It tells the story of a future post apocalyptic world which has been decimated by flesh eating giants that have over size mouths, have no genitals, and regenerate their head if removed or damaged.  They give off palpable waves of heat.  There’s a “Colossus” that is sans its skin, all muscles exposed, and “Abnormals” that are even freakier than their ‘normal flesh eating giant counterparts.
At the start of the book humanity is living in a walled off city with a wall bigger than the Titans, as they are called. So a state of complacency has developed.  It’s a long time since the Titans have breached.  But the arrival of a Colossus changes everything.
The characters are young, fierce fighters who fight with the aid of an acrobatic harness through which they abseil and glide around, seeking to pierce the Titans weak spot at the back of the neck.
It’s inked in black and white and these clear lines and a sense of perpetual motion keep the action zipping along.  Be prepared for ‘Walking Dead’ style offing of good guts, though.  The gang isn’t all here by close of this first installment, and there are some pretty merciless deaths.
Book 1 has a bonus, an interview with the author, with some preliminary sketches (and a depiction of the author as a Titan!).
So with Book 1 sorted I may make this a weekly treat, it’s a massive series.
Huge fun.

A review of C.S.Lewis’s “The Magician’s Nephew”

This is the prequel to “The Lion, the Witch, and the Wardrobe,” but was written after that book, first published in 1955.  Nothing unusual in this, we do it today with successful franchises, going back to before the beginning for new adventures and fresh insights into the world of the tales.  George R.R. Martin has just written a prequel to his staggeringly popular ‘Game of Thrones’  series, for example.  Then there’s the Star Wars prequels.  So you can see from these examples that sometimes this is successful, sometimes not.  Questions to consider; does it link in coherently with the world building of the series as a whole?  Does it bring fresh excitements and understandings?  Does it work as a stand-alone tale?  For George Lucas, arguably, there were real problems with these things.  Here, it most definitely does.
This is a cracking story that you could come to with no other introduction to the works of Professor Lewis.  It tells, as many of our richest children’s stories do, of a new friendship in the long Summer holiday, of exploring long secret passageways and secret rooms, of sinister relatives, and a heartbreaking reality of  dying mother.  Then, an exploration into a wider fantasy world, with a wicked Queen, a certain magical and heroic lion, and the birth of a new world.  Welcome to Narnia.

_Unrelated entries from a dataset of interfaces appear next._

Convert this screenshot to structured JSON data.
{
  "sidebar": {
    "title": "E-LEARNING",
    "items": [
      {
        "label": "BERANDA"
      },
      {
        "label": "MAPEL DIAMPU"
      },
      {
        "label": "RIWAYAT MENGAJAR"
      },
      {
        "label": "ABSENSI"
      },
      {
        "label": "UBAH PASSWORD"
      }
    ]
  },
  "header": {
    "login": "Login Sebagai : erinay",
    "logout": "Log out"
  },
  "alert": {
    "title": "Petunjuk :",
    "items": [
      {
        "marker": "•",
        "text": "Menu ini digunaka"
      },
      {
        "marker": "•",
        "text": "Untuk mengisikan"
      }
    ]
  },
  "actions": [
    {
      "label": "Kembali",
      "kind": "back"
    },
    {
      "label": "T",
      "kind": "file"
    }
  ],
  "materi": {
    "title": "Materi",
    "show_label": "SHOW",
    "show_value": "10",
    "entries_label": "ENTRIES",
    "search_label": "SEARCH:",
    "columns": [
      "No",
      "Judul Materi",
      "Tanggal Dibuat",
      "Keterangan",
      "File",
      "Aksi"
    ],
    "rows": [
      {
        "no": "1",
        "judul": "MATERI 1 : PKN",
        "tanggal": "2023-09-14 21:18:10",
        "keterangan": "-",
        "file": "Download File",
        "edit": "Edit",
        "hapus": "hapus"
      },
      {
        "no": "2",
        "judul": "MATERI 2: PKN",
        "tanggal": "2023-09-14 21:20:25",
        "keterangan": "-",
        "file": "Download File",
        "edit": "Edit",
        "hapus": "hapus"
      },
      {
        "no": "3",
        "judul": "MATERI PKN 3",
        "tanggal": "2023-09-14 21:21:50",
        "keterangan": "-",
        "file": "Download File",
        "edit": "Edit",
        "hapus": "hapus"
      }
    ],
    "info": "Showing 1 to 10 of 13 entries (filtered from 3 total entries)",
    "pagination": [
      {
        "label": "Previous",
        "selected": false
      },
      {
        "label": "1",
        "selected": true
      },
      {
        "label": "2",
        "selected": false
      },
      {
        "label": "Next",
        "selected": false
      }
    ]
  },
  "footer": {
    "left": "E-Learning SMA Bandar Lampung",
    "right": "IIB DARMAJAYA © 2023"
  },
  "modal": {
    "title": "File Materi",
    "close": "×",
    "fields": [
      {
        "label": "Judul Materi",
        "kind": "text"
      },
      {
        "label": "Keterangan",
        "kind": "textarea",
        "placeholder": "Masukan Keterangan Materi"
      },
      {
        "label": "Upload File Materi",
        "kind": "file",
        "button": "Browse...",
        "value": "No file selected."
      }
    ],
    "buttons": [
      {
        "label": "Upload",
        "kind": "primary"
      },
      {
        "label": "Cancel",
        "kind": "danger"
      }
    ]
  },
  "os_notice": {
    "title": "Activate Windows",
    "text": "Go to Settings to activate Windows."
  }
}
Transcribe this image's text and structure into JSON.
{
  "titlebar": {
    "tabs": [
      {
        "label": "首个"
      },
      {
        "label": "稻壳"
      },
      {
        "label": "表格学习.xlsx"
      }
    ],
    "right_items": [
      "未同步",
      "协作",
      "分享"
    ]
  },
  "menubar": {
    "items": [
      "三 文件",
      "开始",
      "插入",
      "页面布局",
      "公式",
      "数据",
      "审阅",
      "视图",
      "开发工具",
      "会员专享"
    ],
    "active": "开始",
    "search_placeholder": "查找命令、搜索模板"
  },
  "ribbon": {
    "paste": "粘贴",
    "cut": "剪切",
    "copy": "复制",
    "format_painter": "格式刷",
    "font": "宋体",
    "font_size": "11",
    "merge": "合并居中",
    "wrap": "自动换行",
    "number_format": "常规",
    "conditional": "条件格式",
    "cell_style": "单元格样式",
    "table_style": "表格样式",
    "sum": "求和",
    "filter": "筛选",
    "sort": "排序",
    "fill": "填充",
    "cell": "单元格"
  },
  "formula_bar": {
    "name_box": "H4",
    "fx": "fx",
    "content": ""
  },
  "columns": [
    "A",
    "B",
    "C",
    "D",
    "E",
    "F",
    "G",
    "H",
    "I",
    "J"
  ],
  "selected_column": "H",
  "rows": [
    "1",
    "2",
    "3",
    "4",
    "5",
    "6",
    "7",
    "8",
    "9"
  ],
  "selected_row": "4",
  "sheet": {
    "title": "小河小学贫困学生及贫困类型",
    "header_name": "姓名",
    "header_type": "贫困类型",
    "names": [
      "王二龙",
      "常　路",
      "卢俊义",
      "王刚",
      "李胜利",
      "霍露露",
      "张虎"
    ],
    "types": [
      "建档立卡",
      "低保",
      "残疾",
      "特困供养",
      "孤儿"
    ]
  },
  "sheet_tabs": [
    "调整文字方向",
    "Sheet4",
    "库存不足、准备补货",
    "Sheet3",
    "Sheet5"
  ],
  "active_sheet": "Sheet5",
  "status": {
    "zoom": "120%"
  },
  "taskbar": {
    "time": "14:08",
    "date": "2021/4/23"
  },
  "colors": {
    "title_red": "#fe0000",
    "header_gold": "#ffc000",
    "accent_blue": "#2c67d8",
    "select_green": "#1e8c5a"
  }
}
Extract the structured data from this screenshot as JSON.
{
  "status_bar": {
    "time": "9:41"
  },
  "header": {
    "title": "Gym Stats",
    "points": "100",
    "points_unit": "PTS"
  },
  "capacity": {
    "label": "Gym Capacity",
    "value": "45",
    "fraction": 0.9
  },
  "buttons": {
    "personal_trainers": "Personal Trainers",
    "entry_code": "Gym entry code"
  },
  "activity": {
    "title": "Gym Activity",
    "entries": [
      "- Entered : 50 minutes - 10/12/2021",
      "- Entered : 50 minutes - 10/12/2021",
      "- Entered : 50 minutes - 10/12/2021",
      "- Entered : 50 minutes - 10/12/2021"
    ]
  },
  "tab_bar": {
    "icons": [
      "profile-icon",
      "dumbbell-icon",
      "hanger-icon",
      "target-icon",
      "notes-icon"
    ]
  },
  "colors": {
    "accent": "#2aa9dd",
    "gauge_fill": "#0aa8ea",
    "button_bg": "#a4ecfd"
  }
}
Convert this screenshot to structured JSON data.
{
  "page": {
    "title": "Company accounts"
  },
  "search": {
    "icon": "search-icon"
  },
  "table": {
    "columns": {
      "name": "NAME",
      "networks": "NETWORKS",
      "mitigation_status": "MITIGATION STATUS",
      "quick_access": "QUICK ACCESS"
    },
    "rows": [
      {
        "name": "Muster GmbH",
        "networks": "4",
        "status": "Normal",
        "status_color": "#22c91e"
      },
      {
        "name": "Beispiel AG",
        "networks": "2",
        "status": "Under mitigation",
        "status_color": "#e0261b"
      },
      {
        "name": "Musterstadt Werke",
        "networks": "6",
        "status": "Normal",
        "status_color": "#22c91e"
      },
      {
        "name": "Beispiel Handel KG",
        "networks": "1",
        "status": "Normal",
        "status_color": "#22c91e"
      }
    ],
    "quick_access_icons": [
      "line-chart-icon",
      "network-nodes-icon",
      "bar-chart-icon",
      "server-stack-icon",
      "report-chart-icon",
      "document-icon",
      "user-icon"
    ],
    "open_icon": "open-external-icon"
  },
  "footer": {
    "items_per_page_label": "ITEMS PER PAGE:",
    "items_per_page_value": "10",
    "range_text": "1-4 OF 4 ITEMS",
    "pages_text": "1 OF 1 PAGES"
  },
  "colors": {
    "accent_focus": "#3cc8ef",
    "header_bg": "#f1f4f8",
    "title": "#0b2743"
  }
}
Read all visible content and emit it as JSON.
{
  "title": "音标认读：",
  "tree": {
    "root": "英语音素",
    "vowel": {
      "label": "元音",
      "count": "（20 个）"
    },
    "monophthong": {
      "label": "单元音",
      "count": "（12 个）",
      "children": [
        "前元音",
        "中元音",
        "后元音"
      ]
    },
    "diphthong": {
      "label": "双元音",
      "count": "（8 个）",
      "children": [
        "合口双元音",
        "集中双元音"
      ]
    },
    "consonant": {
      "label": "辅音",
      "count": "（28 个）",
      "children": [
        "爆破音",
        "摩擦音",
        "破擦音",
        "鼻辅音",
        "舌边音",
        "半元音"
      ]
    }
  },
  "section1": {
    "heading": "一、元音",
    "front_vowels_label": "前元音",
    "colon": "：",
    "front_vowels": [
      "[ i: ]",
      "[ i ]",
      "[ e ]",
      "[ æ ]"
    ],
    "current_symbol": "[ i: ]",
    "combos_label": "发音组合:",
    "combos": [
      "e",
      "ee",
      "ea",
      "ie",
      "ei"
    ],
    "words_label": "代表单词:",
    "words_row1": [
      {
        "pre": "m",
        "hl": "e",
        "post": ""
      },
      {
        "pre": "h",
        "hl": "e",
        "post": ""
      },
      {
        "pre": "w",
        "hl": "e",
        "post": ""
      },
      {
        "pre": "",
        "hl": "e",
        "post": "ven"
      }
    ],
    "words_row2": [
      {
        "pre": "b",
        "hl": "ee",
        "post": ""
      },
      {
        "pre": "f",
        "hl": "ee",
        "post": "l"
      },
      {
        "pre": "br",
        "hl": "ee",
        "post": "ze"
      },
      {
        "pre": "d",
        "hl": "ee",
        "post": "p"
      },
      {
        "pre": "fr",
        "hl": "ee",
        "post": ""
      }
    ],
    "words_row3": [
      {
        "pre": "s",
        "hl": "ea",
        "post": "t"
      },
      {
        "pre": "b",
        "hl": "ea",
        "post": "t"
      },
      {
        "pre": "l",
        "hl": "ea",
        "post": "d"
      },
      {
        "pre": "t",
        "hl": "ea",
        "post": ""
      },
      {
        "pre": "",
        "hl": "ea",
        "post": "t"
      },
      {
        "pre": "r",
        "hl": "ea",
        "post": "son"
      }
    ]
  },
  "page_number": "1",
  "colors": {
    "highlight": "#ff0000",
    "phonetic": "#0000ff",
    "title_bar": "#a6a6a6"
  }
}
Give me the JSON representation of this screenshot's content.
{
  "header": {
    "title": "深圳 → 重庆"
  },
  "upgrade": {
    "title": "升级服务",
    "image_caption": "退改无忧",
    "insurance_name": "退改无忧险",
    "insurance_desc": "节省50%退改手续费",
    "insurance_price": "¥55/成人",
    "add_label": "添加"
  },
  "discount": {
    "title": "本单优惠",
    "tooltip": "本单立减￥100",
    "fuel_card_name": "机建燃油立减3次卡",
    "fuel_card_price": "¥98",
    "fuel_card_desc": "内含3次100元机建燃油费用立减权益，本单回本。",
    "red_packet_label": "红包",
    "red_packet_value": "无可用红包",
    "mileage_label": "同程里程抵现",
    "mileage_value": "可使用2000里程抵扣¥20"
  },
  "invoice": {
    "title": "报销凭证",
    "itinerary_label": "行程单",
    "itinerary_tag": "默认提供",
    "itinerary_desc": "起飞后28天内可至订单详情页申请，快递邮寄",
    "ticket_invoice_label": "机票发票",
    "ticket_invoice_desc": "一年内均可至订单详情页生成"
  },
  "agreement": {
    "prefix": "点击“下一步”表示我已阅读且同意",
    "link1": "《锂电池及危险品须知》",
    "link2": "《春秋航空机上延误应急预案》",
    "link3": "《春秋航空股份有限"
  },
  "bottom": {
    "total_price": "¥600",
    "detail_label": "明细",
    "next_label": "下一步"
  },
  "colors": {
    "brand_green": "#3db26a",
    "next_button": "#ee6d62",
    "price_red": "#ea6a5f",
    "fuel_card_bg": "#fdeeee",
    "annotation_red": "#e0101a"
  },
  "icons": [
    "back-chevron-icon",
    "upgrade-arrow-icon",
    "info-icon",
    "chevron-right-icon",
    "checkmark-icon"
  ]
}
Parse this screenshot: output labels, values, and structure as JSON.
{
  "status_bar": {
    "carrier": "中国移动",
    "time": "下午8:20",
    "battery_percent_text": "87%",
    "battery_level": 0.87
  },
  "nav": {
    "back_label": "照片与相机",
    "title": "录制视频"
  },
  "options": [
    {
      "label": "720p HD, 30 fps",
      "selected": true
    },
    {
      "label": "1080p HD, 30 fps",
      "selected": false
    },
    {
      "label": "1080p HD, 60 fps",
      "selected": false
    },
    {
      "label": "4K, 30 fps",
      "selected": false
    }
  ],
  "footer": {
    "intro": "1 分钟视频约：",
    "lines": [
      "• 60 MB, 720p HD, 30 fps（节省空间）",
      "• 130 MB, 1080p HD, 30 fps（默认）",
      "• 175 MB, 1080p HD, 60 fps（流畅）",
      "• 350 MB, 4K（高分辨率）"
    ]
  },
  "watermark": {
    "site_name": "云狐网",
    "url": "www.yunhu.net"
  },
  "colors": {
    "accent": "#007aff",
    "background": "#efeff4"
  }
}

There are wonderful scenes that live on in the imagination, including the ‘multi-verse’ anticipating glade of pools that provide routes into different worlds and a haunting vision of evil in the dying world of Charn, with its progressively evil rulers represented in statue form, so the increasing moral despair and degradation in their faces is preserved and plain to see.  Then the evil breaks into this world, and there’s a semi-comic and chaotic chase involving the evil Queen, a hi-jacked Hansom cab, the Police, and various others.  The creation of Narnia is a hauntingly beautiful beautiful scene, life birthed by song.  And we see the origin of Narnia’s eco-system of intelligent, talking animals, and the framework is set for the future novels with a human King and Queen and the introduction of evil magic to this new world.
It’s a cracking story well told.  Seasoned readers of Lewis will enjoy spotting Lewis’s signature themes explored in his more grown up novels and writings such as the power of myth, the estrangement of evil, and more.  It’s a joy, and I recommend it.